Stormy Daniels has struck again — or rather, according to Ohio authorities, she “fondled.” The backward legislation that landed the adult-film actress in trouble has a lot in common with the conservative campaign to discredit her.
While performing her “Make America Horny Again” act on Wednesday night at a strip club in Columbus, Daniels was arrested on three counts of touching a patron (and, allegedly, undercover police officers) at a “sexually oriented business.” Ohio law, it turns out, prohibits “nude or seminude” employees from physical contact with customers who aren’t, uh, their immediate family members. The charges were dismissed on Thursday.
Daniels’s lawyer, Michael Avenatti, called his client’s arrest a “sting operation” and a “setup” that “reeks of desperation” from those worried about the adult-film actress’s lawsuit against President Trump and Michael Cohen over the hush agreement governing her alleged 2006 affair with the president.
It’s fair to say things look fishy. That the charges were so speedily dismissed suggests there wasn’t much merit to them in the first place. The Columbus Dispatch reported last year that the “no-touching” law was rarely enforced, and had not been cited even once in the county in its 10 years of existence. Plus, as Avenatti said, Daniels had performed her act all across the country without any trouble.
But whether Avenatti is on-point or simply paranoid, it’s worth looking at the motivations behind Ohio’s so-called Community Defense Act and how they dovetail with the Trump camp’s attacks against Daniels.
Daniels was arrested, in effect, for being a stripper — for doing what customers come to strip clubs to see strippers do, and what, in many cases, they pay extra for. The law, backed by conservative Christian advocates, essentially seeks to stop strippers from stripping the way they want to, and the language it uses to do so is telling: A performer not only faces a penalty for touching a patron, but also for allowing herself to be touched by a patron.

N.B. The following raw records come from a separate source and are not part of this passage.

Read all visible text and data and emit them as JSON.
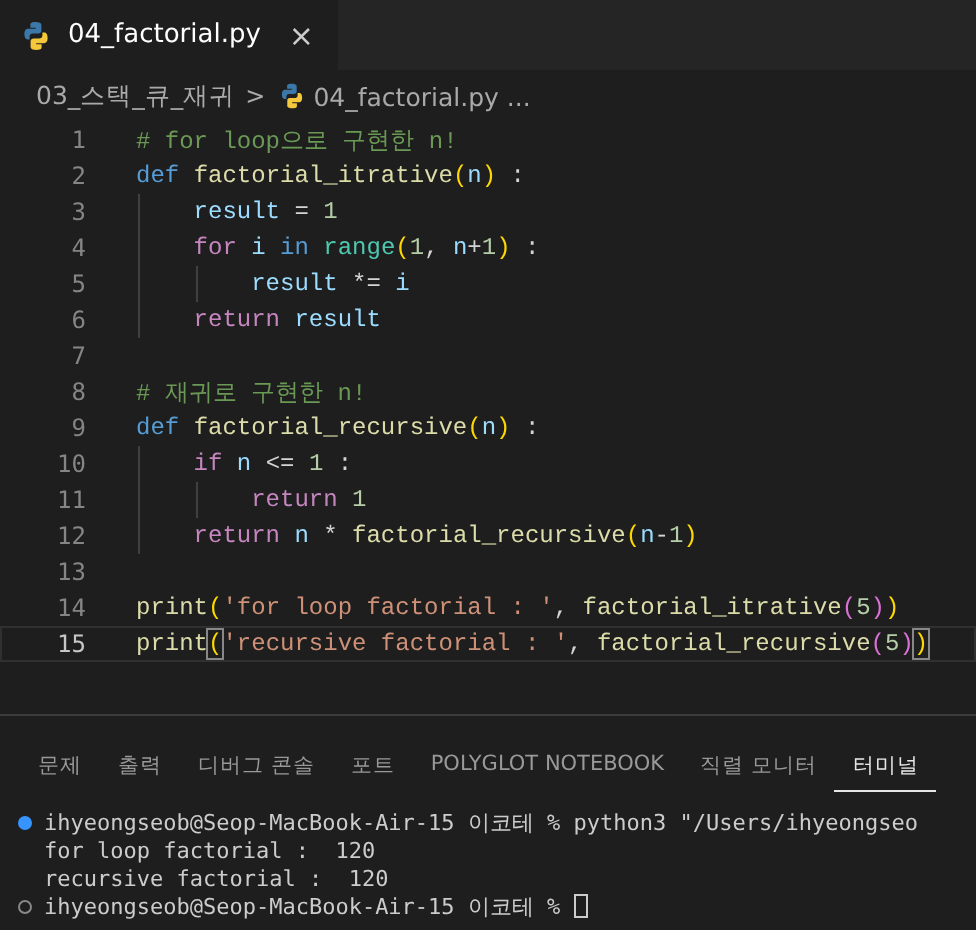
{
  "editor_tabs": [
    {
      "label": "04_factorial.py",
      "selected": true,
      "close": "×"
    }
  ],
  "breadcrumb": {
    "folder": "03_스택_큐_재귀",
    "separator": ">",
    "file": "04_factorial.py",
    "trail": "..."
  },
  "code_lines": [
    {
      "number": "1",
      "active": false,
      "tokens": [
        {
          "t": "# for loop으로 구현한 n!",
          "kind": "comment"
        }
      ]
    },
    {
      "number": "2",
      "active": false,
      "tokens": [
        {
          "t": "def ",
          "kind": "keyword"
        },
        {
          "t": "factorial_itrative",
          "kind": "func"
        },
        {
          "t": "(",
          "kind": "paren"
        },
        {
          "t": "n",
          "kind": "var"
        },
        {
          "t": ")",
          "kind": "paren"
        },
        {
          "t": " :",
          "kind": "plain"
        }
      ]
    },
    {
      "number": "3",
      "active": false,
      "tokens": [
        {
          "t": "    result",
          "kind": "var"
        },
        {
          "t": " = ",
          "kind": "plain"
        },
        {
          "t": "1",
          "kind": "number"
        }
      ]
    },
    {
      "number": "4",
      "active": false,
      "tokens": [
        {
          "t": "    for",
          "kind": "control"
        },
        {
          "t": " i ",
          "kind": "var"
        },
        {
          "t": "in ",
          "kind": "keyword"
        },
        {
          "t": "range",
          "kind": "builtin"
        },
        {
          "t": "(",
          "kind": "paren"
        },
        {
          "t": "1",
          "kind": "number"
        },
        {
          "t": ", ",
          "kind": "plain"
        },
        {
          "t": "n",
          "kind": "var"
        },
        {
          "t": "+",
          "kind": "plain"
        },
        {
          "t": "1",
          "kind": "number"
        },
        {
          "t": ")",
          "kind": "paren"
        },
        {
          "t": " :",
          "kind": "plain"
        }
      ]
    },
    {
      "number": "5",
      "active": false,
      "tokens": [
        {
          "t": "        result",
          "kind": "var"
        },
        {
          "t": " *= ",
          "kind": "plain"
        },
        {
          "t": "i",
          "kind": "var"
        }
      ]
    },
    {
      "number": "6",
      "active": false,
      "tokens": [
        {
          "t": "    return",
          "kind": "control"
        },
        {
          "t": " result",
          "kind": "var"
        }
      ]
    },
    {
      "number": "7",
      "active": false
    },
    {
      "number": "8",
      "active": false,
      "tokens": [
        {
          "t": "# 재귀로 구현한 n!",
          "kind": "comment"
        }
      ]
    },
    {
      "number": "9",
      "active": false,
      "tokens": [
        {
          "t": "def ",
          "kind": "keyword"
        },
        {
          "t": "factorial_recursive",
          "kind": "func"
        },
        {
          "t": "(",
          "kind": "paren"
        },
        {
          "t": "n",
          "kind": "var"
        },
        {
          "t": ")",
          "kind": "paren"
        },
        {
          "t": " :",
          "kind": "plain"
        }
      ]
    },
    {
      "number": "10",
      "active": false,
      "tokens": [
        {
          "t": "    if",
          "kind": "control"
        },
        {
          "t": " n",
          "kind": "var"
        },
        {
          "t": " <= ",
          "kind": "plain"
        },
        {
          "t": "1",
          "kind": "number"
        },
        {
          "t": " :",
          "kind": "plain"
        }
      ]
    },
    {
      "number": "11",
      "active": false,
      "tokens": [
        {
          "t": "        return ",
          "kind": "control"
        },
        {
          "t": "1",
          "kind": "number"
        }
      ]
    },
    {
      "number": "12",
      "active": false,
      "tokens": [
        {
          "t": "    return",
          "kind": "control"
        },
        {
          "t": " n",
          "kind": "var"
        },
        {
          "t": " * ",
          "kind": "plain"
        },
        {
          "t": "factorial_recursive",
          "kind": "func"
        },
        {
          "t": "(",
          "kind": "paren"
        },
        {
          "t": "n",
          "kind": "var"
        },
        {
          "t": "-",
          "kind": "plain"
        },
        {
          "t": "1",
          "kind": "number"
        },
        {
          "t": ")",
          "kind": "paren"
        }
      ]
    },
    {
      "number": "13",
      "active": false
    },
    {
      "number": "14",
      "active": false,
      "tokens": [
        {
          "t": "print",
          "kind": "func"
        },
        {
          "t": "(",
          "kind": "paren"
        },
        {
          "t": "'for loop factorial : '",
          "kind": "string"
        },
        {
          "t": ", ",
          "kind": "plain"
        },
        {
          "t": "factorial_itrative",
          "kind": "func"
        },
        {
          "t": "(",
          "kind": "paren2"
        },
        {
          "t": "5",
          "kind": "number"
        },
        {
          "t": ")",
          "kind": "paren2"
        },
        {
          "t": ")",
          "kind": "paren"
        }
      ]
    },
    {
      "number": "15",
      "active": true,
      "tokens": [
        {
          "t": "print",
          "kind": "func"
        },
        {
          "t": "(",
          "kind": "paren-match"
        },
        {
          "t": "'recursive factorial : '",
          "kind": "string"
        },
        {
          "t": ", ",
          "kind": "plain"
        },
        {
          "t": "factorial_recursive",
          "kind": "func"
        },
        {
          "t": "(",
          "kind": "paren2"
        },
        {
          "t": "5",
          "kind": "number"
        },
        {
          "t": ")",
          "kind": "paren2"
        },
        {
          "t": ")",
          "kind": "paren-match"
        }
      ]
    }
  ],
  "panel_tabs": [
    {
      "label": "문제",
      "selected": false
    },
    {
      "label": "출력",
      "selected": false
    },
    {
      "label": "디버그 콘솔",
      "selected": false
    },
    {
      "label": "포트",
      "selected": false
    },
    {
      "label": "POLYGLOT NOTEBOOK",
      "selected": false
    },
    {
      "label": "직렬 모니터",
      "selected": false
    },
    {
      "label": "터미널",
      "selected": true
    }
  ],
  "terminal_lines": [
    {
      "kind": "prompt-done",
      "text": "ihyeongseob@Seop-MacBook-Air-15 이코테 % python3 \"/Users/ihyeongseo"
    },
    {
      "kind": "output",
      "text": "for loop factorial :  120"
    },
    {
      "kind": "output",
      "text": "recursive factorial :  120"
    },
    {
      "kind": "prompt",
      "text": "ihyeongseob@Seop-MacBook-Air-15 이코테 %",
      "cursor": true
    }
  ]
}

The rule plays on people’s moral disapprobation to cast the dancer as a crook even in consensual interactions that clearly have two parties involved. (Patrons aren’t allowed to touch dancers, either, but there’s no rule against them “allowing” themselves to be touched.) She becomes responsible for someone else’s actions as well as her own, essentially because, by stripping in the first place, she has put herself in a compromising position.
The Trump team has tried to play the same trick throughout the Daniels scandal. Even as they’ve denied the president’s liaison with the porn star, they have taken pains to attack Daniels for what she does — to diminish her credibility and to diminish her claim that she deserves protection at all.
“I don’t respect a porn star the way I respect a career woman, or a woman of substance, or a woman who has great respect for herself as a woman, and as a person,” Trump’s lawyer, Rudolph W. Giuliani, said last month. He added, “Explain to me how she could be damaged. She has no reputation. If you’re going to sell your body for money, you just don’t have a reputation.”
Trump said Giuliani was “doing a very good job.”
No matter what happened, this argument goes, Daniels had it coming. It’s not so concerning to Trump’s defenders that he may have cheated on his wife four months after she gave birth to their first child together. Any fallout that harms him is Daniels’s fault, and any fallout that hurts her is her fault, too. The president is the president, after all. The porn star is a porn star.
This attitude — that a woman is responsible not only for what she does with her body, but for what a man does to it, too — is a variant of the “she-was-asking-for-it” argument so common among those who commit sexual assault. It took a while for society to stop accepting the defense so readily for any woman. But when it’s deployed against a stripper, or an adult-film actress, or someone else so many Americans still deem deviant, it’s easier to get away with. And perhaps it’s even easier for the president. After all, when you’re a star like he is, you can do anything.